Edinburgh Research Explorer

Accountability and generating evidence for global health interventions: The case of misoprostol in Nepal

Research output: Contribution to journalArticle

Related Edinburgh Organisations

Open Access permissions



  • Download as Adobe PDF

    Rights statement: This is an Open Access article distributed under the terms of the Creative Commons Attribution 4.0 International licence, which permits unrestricted use, distribution, and reproduction in any medium, provided the original authors and source are credited. http://creativecommons.org/licenses/by/4.0/legalcode

    Final published version, 285 KB, PDF-document

    Licence: Creative Commons: Attribution (CC-BY)

Original languageEnglish
Pages (from-to)49-64
JournalIDS Bulletin
Issue number2
Publication statusPublished - 8 May 2018


Post Partum Haemorrhage (PPH) is a major cause of maternal morbidity and mortality in Nepal. Compounded by the remote terrain, endemic poverty, and a lack of access to health facilities, the use of misoprostol has advantages over the standard use of oxytocin for PPH management. Unlike oxytocin, misoprostol does not need injecting and a cold chain1. A pilot, managed through the USAID funded Nepal Family Health Programme, was implemented between 2005 and 2009 in Banke district of western Nepal. Its purpose was to determine the feasibility of community-based distribution of misoprostol for preventing PPH to pregnant woman through community volunteers working under government health services.

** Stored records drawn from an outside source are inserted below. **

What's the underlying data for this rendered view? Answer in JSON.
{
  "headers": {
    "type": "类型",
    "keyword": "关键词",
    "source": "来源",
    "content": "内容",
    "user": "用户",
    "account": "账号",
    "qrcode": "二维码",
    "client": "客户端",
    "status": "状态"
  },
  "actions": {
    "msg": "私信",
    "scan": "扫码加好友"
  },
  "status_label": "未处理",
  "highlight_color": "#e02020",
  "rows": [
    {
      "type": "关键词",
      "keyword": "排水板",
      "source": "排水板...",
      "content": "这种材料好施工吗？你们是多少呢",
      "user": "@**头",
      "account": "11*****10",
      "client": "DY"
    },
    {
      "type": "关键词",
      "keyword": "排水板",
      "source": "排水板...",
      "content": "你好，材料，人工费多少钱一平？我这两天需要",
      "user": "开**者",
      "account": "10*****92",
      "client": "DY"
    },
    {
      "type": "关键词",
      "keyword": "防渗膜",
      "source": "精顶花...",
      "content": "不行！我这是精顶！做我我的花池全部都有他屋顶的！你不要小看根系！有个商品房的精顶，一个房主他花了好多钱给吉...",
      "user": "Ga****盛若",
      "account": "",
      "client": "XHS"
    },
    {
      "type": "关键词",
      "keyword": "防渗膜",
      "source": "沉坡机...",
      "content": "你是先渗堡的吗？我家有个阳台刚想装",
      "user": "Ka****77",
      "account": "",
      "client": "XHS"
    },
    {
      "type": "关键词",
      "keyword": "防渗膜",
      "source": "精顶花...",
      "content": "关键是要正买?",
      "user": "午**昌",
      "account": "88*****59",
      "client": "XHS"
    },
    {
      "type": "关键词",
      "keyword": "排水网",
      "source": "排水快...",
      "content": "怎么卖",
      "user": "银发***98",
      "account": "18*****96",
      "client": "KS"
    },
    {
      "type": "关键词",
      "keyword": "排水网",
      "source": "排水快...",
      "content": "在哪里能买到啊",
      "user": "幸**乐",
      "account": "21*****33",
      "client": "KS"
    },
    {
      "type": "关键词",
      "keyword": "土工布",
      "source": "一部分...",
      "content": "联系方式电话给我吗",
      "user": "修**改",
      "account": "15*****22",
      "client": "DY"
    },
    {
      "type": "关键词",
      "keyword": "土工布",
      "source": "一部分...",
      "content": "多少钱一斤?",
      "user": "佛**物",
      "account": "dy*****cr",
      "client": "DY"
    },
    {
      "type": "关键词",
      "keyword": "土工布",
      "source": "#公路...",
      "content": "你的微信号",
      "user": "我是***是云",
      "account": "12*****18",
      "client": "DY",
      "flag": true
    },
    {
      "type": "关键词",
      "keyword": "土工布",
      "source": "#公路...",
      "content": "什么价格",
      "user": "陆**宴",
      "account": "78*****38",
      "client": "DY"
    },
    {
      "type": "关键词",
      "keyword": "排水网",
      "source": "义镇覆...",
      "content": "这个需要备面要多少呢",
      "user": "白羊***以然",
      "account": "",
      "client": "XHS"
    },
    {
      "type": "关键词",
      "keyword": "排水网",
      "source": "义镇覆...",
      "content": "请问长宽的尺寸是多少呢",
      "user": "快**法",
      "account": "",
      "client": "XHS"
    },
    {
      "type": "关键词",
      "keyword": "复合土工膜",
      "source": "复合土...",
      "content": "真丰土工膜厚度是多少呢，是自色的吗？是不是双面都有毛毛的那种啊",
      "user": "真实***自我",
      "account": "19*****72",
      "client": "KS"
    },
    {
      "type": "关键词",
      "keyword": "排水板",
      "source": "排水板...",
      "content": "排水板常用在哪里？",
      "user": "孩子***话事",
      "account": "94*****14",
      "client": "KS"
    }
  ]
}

Drawing on our qualitative study involving interviews, reviews of documents and fieldwork in Kathmandu and Banke district, we reconsruct the social history of the design and the implementation of this pilot intervention, and the institutional relations involved in the practices for bringing misoprostol into national policy. In the intense and competitive global and national policy arena, sustained lobbying and getting the right people on board were as powerful drivers as the quality of the intervention itself. Underlying the intervention itself were strong ideological drivers and vested interests (of USAID, WHO and international research organisations), and complex national and international organisational politics. The case study takes us to the heart of the debate around the politics of generation of evidence for interventions in global health programmes, and ultimately the question of accountability for health policy and practice.

Download statistics

No data available

ID: 51417033